Not that long ago, I wrote a post outlining 7 myths about e-cigarettes that seem to be incredibly pervasive. It turns out that post was amazing popular, and I got a lot of feedback on the subject. Based on your suggestions, as well as some new myths that have popped up in the short time since I wrote the first article, I decided a sequel was in order.
Read on for 5 more e-cigarette myths that are in need of a debunking.
1. There’s a crisis of e-Cigarette liquid poisonings
The Myth: Little kids are drinking e-liquid because it tastes like yummy candy and being hospitalized by the dozens.
Where’d it Come From: Primarily this article from the New York Times and many local news outlets reporting statistics from their local poison control centers.
The Reality: This one is a very nuanced issue. First of all, e-liquid poisonings are up across the board. This makes sense because the e-cigarette industry has had explosive growth in the last two years.

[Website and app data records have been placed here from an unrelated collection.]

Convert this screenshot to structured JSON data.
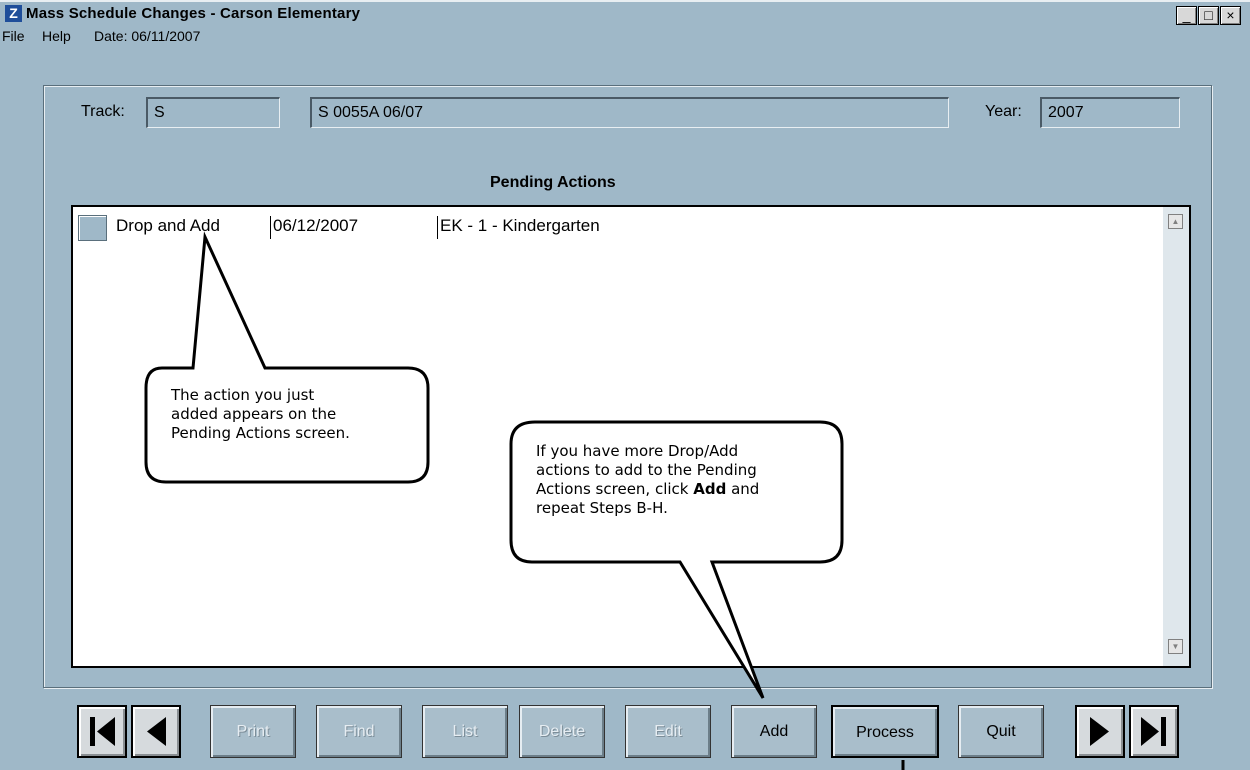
{
  "window": {
    "title": "Mass Schedule Changes - Carson Elementary",
    "app_icon_letter": "Z",
    "minimize_glyph": "_",
    "maximize_glyph": "□",
    "close_glyph": "×"
  },
  "menu": {
    "file": "File",
    "help": "Help",
    "date": "Date: 06/11/2007"
  },
  "header": {
    "track_label": "Track:",
    "track_value": "S",
    "schedule_value": "S 0055A 06/07",
    "year_label": "Year:",
    "year_value": "2007"
  },
  "pending": {
    "title": "Pending Actions",
    "rows": [
      {
        "action": "Drop and Add",
        "date": "06/12/2007",
        "detail": "EK - 1 - Kindergarten"
      }
    ]
  },
  "callouts": {
    "first_line1": "The action you just",
    "first_line2": "added appears on the",
    "first_line3": "Pending Actions screen.",
    "second_line1": "If you have more Drop/Add",
    "second_line2": "actions to add to the Pending",
    "second_line3_a": "Actions screen, click ",
    "second_line3_b": "Add",
    "second_line3_c": " and",
    "second_line4": "repeat Steps B-H."
  },
  "buttons": {
    "print": "Print",
    "find": "Find",
    "list": "List",
    "delete": "Delete",
    "edit": "Edit",
    "add": "Add",
    "process": "Process",
    "quit": "Quit"
  },
  "icons": {
    "first": "first-record-icon",
    "prev": "previous-record-icon",
    "next": "next-record-icon",
    "last": "last-record-icon"
  }
}
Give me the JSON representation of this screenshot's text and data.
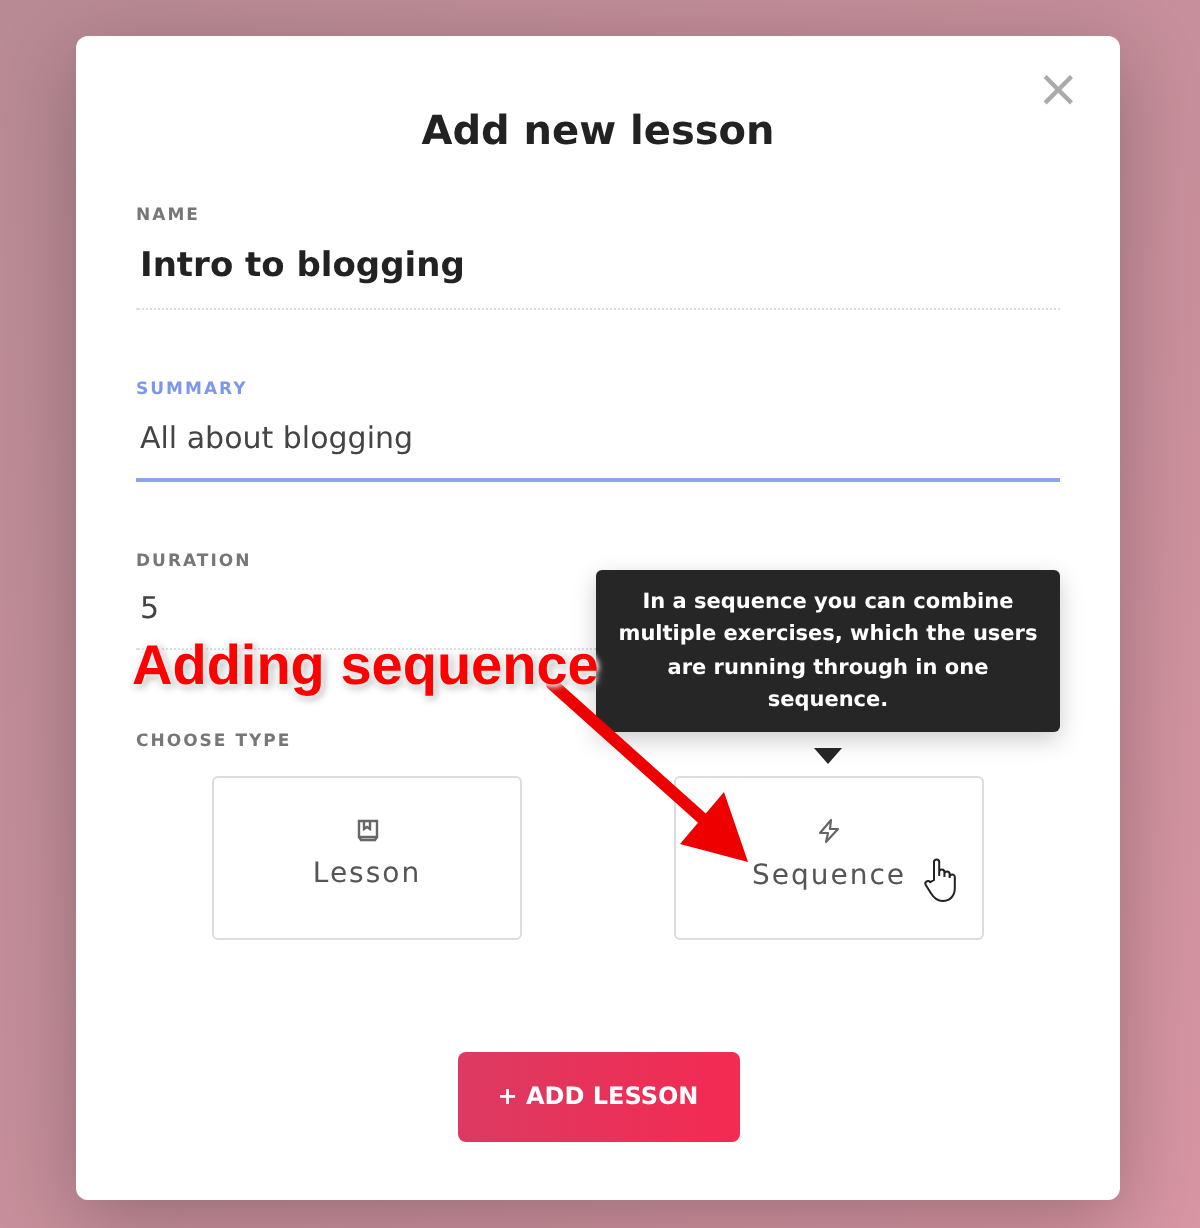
{
  "dialog": {
    "title": "Add new lesson",
    "close": "×"
  },
  "fields": [
    {
      "label": "NAME",
      "value": "Intro to blogging",
      "focused": false,
      "bold": true
    },
    {
      "label": "SUMMARY",
      "value": "All about blogging",
      "focused": true,
      "bold": false
    },
    {
      "label": "DURATION",
      "value": "5",
      "focused": false,
      "bold": false
    }
  ],
  "type_section": {
    "label": "CHOOSE TYPE",
    "options": [
      {
        "kind": "lesson",
        "label": "Lesson"
      },
      {
        "kind": "sequence",
        "label": "Sequence"
      }
    ]
  },
  "tooltip": {
    "text": "In a sequence you can combine multiple exercises, which the users are running through in one sequence."
  },
  "annotation": {
    "text": "Adding sequence"
  },
  "submit": {
    "label": "+ ADD LESSON"
  }
}
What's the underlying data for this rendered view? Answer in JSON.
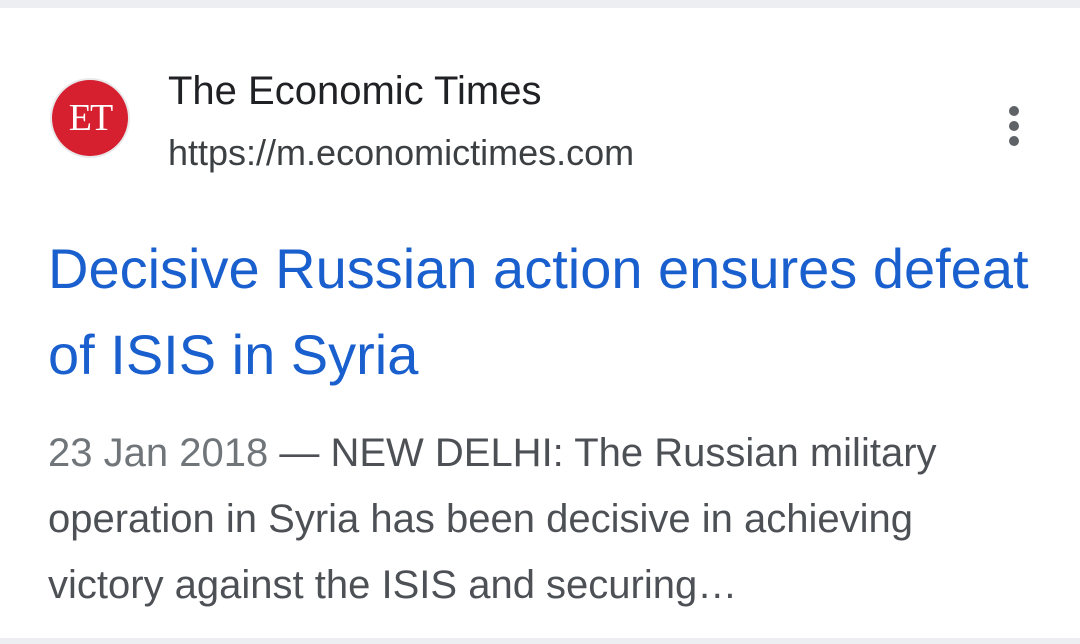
{
  "result": {
    "source": {
      "favicon_text": "ET",
      "name": "The Economic Times",
      "url": "https://m.economictimes.com"
    },
    "title": "Decisive Russian action ensures defeat of ISIS in Syria",
    "snippet": {
      "date": "23 Jan 2018",
      "separator": " — ",
      "text": "NEW DELHI: The Russian military operation in Syria has been decisive in achieving victory against the ISIS and securing…"
    }
  },
  "icons": {
    "more": "more-vert-icon"
  },
  "colors": {
    "title_link": "#1a5fce",
    "favicon_bg": "#d7202f",
    "divider": "#eceef1"
  }
}
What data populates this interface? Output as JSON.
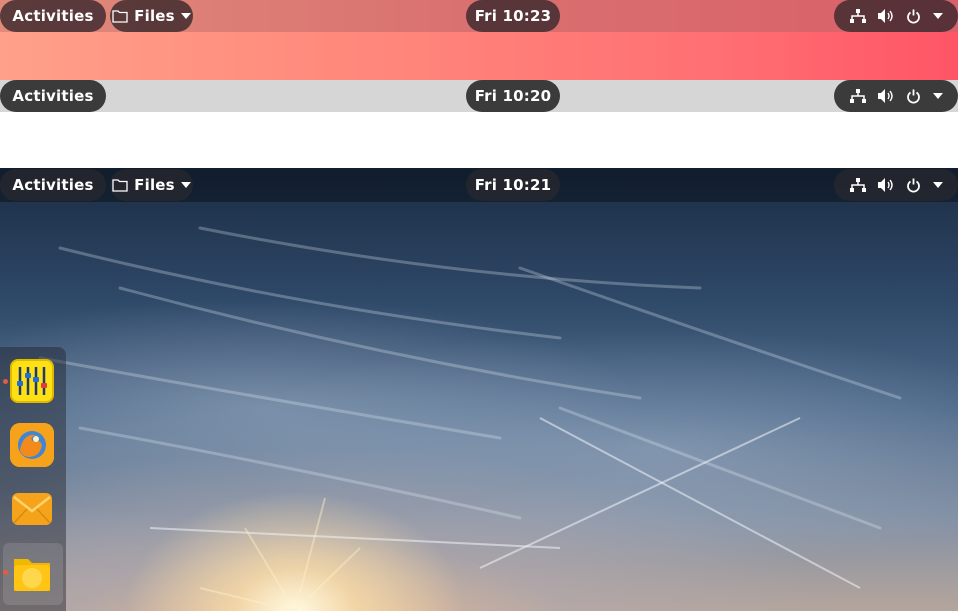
{
  "panels": [
    {
      "activities": "Activities",
      "app_menu": "Files",
      "clock": "Fri 10:23",
      "theme": "pink-gradient"
    },
    {
      "activities": "Activities",
      "clock": "Fri 10:20",
      "theme": "light-grey"
    },
    {
      "activities": "Activities",
      "app_menu": "Files",
      "clock": "Fri 10:21",
      "theme": "sky-wallpaper"
    }
  ],
  "tray_icons": [
    "network-icon",
    "volume-icon",
    "power-icon",
    "menu-arrow-icon"
  ],
  "dock": {
    "items": [
      {
        "name": "equalizer-app",
        "icon": "sliders-icon",
        "running": true
      },
      {
        "name": "firefox",
        "icon": "firefox-icon",
        "running": false
      },
      {
        "name": "mail",
        "icon": "envelope-icon",
        "running": false
      },
      {
        "name": "files",
        "icon": "folder-icon",
        "running": true,
        "focused": true
      }
    ]
  },
  "colors": {
    "panel1_gradient_start": "#ffa08a",
    "panel1_gradient_end": "#ff5566",
    "panel2_bar": "#d6d6d6",
    "pill_dark": "#3b3b3b",
    "running_indicator": "#e45e3d",
    "icon_yellow": "#ffd500",
    "icon_orange": "#f7a21b"
  }
}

I also don’t want to trivialize the issue. I think it’s incredibly important to raise awareness so that parents (and pet owners) properly store e-liquid like any other potentially hazardous household chemical. The industry needs to ensure they are properly labeling their bottles and using childproof packaging. This is no longer optional.
That being said, many of the claims are quite outrageous. First of all while e-cigarette vapor tastes yummy and e-liquid might smell good, nicotine e-liquid tastes absolutely horrible. If you’ve ever gotten any on your tongue, you know what I mean. Second, most people who ingest nicotine will begin vomiting before they can really poison themselves. Long term effects from nicotine poisonings are uncommon.
The other big sticking point is that while these incidents are indeed real, and more needs to be done to avoid them, they are a tiny fraction of the overall poisonings that happen in the US. As has been pointed out, very common things like toothpaste are responsible for more poisonings.
2. e-Liquid is available by the barrel in very high strengths
The Myth: e-cigarette poisonings are so common because e-liquid in very high concentrations (100mg/ml) are available in very large quantities.
Where’d it Come From: The same damn article as above
The Reality: Yes, DIYers and actual e-liquid manufacturers can go out and buy concentrated e-liquid for dilution online. Chances are pretty good barrel loads would be prohibitively expensive as they are meant for commercial production. You can get damned near anything on the internet. However, these things aren’t sold as ready-to-use e-liquids for casual users.
The concentrated stuff is not even flavored, it’s just nicotine cut with PG or VG so flavors can be added in the final product.
3. e-Cigarettes do not help people quit smoking
The Myth: A pair of studies that claim to have found the prohibition holy grail: proof of the gateway theory.
Where’d it Come From: A serious misunderstanding of sciencing
The Reality: Both studies were deeply flawed and in both cases, the authors of the studies stated that there was no data to actually prove causality between using e-cigarettes and smoking. Yet, press releases for both claimed that they did, in fact, have proof. The studies were debunked by countless people, including prohibitionist groups like the ALA and Dr. Michael Siegel.
4. e-Cigarettes are just as bad for you as smoking
The Myth: Users of e-cigarettes are exposing themselves and others to the same risks as smoking
Where’d it Come From: Boneheads who really suck at math
The Reality: This particular myth shows up in many different places with different wording. Usually it focuses on one thing for example, a study finding that vapers exhale formaldehyde. Then later, it’s proven that everyone exhales formaldehyde. But by then, the allegations by the media and politicians tend to stick even without anything to back it up.
Common sense naturally dictates that a product with just 4 ingredients can’t possibly be as dangerous as a product with thousands of chemicals, several of which are known carcinogens.
5. We don’t know what’s in them
The Myth: There’s no FDA regulation of e-cigarettes, so we can’t possibly know what’s in e-cigarettes.
Where’d it Come From: Multiple sources, prohibitionists, lawmakers and so on. It’s a backhanded tribute to tobacco companies who sort of have a reputation for putting a crazy amount of crap in their products.
The Reality: I feel like we’ve been down this road before. There are countless studies about a number of things, including the components of e-liquid. The idea that regulation is the only way to find out what’s in something is idiotic. Most e-liquid manufacturers are very transparent about what goes into their products. It’s sort of a point of pride that there’s so few ingredients.
Fox news ran a story that those wacky teens are putting e-liquid in their energy drinks to get high. I’m not even going to bother to write anything else about the subject. This one belongs in the file along with butt chugging.